Will House Republicans Try To Defund Financial Regulatory Reform?

Since it was signed by President Obama, House Republicans have threatened to essentially repeal the Affordable Care Act by refusing to fund it. “I can’t imagine a Republican Congress is going to give this President the money to begin this process,” House Minority Leader John Boehner (R-OH) has said. A spokesman for House Minority Whip Eric Cantor (R-VA) even has a list of “possible targets for defunding.”

Could Republicans attempt to do the same to the Dodd-Frank financial regulatory reform legislation? Before Congress left for its current recess, the federal bank regulators — including the Securities and Exchange Commission, the Commodity Futures Trading Commission and the Treasury Department — requested funding to begin implementing the bill, but were shot down by Republican opposition:

The request for additional short-term money ran into tough criticism from Republicans, who sought a “clean” spending bill without the increases. House Republicans opposed the Obama administration’s request for money for the Treasury Department because it creates a new Consumer Financial Protection Bureau (CFPB) with oversight of consumer products, including home loans and credit cards. With Republicans set to gain additional seats, or possibly control of Congress, in the midterm elections, the battle over appropriations will likely continue in a lame-duck session of Congress.

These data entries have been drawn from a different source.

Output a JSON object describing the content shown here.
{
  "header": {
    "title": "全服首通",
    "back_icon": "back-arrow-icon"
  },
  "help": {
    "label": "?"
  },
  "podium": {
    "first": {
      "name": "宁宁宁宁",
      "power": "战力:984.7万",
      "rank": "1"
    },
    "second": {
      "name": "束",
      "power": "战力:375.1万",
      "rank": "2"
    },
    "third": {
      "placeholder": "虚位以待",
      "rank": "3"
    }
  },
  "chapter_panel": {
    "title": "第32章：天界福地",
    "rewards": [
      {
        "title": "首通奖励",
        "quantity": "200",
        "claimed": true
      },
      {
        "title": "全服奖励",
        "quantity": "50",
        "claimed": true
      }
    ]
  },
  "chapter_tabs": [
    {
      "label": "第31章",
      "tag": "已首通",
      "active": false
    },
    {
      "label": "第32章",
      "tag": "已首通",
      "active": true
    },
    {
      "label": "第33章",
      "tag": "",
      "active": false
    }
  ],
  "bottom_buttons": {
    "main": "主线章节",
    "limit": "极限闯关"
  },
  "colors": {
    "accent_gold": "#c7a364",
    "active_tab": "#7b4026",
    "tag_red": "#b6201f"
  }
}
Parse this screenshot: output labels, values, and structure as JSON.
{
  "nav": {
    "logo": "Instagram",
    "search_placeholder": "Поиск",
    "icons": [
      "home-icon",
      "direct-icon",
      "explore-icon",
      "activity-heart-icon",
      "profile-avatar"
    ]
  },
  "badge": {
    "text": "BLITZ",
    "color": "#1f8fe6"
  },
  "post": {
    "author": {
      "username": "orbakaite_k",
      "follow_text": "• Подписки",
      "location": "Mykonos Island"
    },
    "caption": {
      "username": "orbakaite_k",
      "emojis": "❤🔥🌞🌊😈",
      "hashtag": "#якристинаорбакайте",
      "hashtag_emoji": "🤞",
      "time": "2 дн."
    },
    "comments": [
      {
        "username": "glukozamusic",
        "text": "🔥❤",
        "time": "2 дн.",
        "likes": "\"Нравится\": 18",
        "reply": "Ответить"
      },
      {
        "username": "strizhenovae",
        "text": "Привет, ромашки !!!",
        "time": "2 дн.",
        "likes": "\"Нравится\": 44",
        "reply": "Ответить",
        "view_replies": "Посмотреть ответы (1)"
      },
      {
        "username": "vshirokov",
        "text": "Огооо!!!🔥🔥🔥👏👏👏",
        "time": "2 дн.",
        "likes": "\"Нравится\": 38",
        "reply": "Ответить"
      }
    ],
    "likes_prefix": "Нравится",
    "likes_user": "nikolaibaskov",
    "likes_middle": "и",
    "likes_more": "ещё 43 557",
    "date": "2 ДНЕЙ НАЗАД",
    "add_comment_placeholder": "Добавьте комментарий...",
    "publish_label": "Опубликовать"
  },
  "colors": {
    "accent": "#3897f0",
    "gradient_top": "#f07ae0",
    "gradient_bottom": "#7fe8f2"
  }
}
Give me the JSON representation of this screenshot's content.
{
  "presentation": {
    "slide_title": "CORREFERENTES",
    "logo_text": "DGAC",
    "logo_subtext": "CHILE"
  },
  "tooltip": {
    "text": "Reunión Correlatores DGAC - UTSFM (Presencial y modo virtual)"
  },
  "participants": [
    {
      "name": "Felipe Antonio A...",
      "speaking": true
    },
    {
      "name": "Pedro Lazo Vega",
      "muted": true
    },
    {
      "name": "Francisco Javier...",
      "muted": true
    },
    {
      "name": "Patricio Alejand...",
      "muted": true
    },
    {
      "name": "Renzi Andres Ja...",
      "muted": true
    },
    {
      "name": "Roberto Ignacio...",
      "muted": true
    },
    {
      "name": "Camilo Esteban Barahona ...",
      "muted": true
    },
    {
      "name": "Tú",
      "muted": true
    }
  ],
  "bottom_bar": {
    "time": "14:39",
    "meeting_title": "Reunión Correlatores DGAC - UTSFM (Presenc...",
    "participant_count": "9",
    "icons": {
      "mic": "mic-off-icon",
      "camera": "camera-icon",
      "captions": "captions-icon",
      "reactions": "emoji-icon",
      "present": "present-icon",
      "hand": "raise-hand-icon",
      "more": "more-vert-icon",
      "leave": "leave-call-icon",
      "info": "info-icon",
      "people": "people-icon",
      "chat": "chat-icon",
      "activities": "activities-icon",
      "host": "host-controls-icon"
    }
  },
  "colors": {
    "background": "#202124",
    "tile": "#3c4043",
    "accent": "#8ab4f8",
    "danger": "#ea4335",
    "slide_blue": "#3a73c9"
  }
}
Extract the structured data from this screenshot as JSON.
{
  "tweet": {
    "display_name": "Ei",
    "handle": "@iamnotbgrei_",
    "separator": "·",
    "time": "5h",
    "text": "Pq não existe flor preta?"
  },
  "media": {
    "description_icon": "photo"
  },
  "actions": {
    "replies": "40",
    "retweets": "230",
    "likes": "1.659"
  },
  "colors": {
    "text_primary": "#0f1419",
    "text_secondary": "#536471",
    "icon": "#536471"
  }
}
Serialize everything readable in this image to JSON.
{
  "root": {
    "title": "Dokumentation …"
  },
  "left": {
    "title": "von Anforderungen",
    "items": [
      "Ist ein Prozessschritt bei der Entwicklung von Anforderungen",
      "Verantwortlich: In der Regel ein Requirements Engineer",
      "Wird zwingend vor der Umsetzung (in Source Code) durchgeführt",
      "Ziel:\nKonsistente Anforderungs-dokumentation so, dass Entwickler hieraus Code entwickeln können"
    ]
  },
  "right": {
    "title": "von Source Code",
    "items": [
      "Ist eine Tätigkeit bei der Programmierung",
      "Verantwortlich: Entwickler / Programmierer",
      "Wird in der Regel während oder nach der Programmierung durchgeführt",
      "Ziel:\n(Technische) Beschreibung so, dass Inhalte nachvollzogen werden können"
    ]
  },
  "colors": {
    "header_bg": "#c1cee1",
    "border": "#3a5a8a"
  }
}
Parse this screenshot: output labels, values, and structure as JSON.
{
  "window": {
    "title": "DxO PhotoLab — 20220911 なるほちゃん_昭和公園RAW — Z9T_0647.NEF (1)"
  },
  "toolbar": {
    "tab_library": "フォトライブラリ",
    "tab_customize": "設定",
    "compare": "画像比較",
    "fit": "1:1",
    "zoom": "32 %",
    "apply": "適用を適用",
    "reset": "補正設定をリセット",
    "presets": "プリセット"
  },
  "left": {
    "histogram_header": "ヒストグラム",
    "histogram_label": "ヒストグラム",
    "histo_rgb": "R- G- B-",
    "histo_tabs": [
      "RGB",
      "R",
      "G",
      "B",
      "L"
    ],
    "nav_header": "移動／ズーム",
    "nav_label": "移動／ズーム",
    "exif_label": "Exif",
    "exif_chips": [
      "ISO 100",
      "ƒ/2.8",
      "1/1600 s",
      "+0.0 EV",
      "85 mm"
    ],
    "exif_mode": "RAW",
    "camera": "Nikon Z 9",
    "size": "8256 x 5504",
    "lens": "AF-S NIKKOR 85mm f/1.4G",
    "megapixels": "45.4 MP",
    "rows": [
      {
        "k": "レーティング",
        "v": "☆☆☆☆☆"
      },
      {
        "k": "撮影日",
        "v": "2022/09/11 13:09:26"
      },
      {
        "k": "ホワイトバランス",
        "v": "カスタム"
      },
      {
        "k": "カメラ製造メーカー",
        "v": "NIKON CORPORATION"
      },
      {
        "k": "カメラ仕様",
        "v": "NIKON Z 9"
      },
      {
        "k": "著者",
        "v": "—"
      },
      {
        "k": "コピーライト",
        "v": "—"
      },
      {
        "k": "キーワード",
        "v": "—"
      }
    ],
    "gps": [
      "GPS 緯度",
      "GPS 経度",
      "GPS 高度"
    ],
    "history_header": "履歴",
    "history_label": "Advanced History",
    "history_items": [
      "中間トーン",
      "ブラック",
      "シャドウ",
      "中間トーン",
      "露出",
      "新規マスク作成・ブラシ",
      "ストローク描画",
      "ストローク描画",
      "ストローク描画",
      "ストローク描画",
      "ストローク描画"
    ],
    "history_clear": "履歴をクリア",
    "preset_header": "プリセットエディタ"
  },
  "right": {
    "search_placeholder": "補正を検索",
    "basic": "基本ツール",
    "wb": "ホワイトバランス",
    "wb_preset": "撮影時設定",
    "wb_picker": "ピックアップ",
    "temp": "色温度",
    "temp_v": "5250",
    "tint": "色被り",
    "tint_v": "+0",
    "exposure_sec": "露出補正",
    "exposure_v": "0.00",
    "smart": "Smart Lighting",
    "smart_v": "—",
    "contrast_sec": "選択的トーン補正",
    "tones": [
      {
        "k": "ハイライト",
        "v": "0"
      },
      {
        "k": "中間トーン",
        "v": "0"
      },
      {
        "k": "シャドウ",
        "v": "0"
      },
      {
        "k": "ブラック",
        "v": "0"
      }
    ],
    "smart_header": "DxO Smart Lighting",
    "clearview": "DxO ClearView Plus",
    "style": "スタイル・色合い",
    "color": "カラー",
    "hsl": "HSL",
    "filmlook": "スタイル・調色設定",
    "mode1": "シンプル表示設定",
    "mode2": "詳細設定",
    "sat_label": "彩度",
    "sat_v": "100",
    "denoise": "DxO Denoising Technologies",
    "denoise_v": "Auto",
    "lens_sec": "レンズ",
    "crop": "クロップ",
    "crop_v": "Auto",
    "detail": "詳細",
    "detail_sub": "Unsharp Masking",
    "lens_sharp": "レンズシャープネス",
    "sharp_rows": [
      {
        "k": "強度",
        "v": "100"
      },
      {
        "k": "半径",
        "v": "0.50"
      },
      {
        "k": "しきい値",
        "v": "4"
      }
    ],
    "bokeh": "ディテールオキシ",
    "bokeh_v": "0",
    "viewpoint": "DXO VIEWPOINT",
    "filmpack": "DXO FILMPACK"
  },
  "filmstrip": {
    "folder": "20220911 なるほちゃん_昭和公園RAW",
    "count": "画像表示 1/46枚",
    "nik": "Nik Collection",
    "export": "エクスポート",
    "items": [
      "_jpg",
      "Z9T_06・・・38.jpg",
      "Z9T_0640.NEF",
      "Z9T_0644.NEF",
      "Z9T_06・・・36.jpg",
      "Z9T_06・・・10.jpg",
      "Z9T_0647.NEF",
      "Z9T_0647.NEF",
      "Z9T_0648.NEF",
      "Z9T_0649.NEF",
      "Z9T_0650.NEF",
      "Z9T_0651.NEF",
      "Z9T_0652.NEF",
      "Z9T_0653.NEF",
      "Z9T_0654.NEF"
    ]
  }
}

“The implementation of that good and historic law is in jeopardy if the CFTC doesn’t have increased resources,” Bart Chilton, a CFTC commissioner, said last week. Let’s not forget, many Republicans have expressed a desire to repeal Dodd-Frank outright, and if they can’t get that, defunding agency efforts to implement the new rules is the next logical step.


Right now, the agencies are implementing Dodd-Frank with whatever money they can scrape together from their existing budgets, but of course setting up a new consumer protection agency and creating the infrastructure necessary to police previously unregulated portions of the financial system requires some additional money. I’d also argue that it’s worth investing over the long-term in a system aimed at protecting the American taxpayer from a repeat of 2008’s financial meltdown.

There’s also a fairly simple solution for finding the funds necessary to implement the bill, in a time of necessary fiscal restraint, if they can’t be found elsewhere: a bank tax. Remember, Republicans scuttled such a tax during the last-minute negotiations over Dodd-Frank, which left Democrats scrambling for another way in which to make the bill’s resolution authority deficit neutral (which they found). Since we’re talking millions that are needed for Dodd-Frank implementation, but billions are able to be raised via a bank tax, the rest could be used to reduce the deficit or be dedicated to job creation programs.

A regulatory system only works if regulators have the resources to do their job and if their pay is adequate enough that they actually attract people who can competently go head-to-head with Wall Street’s finest minds. Refusing to fund enhanced regulations is an implicit show of support for the previous regulatory framework, which was a stupendous and spectacular failure.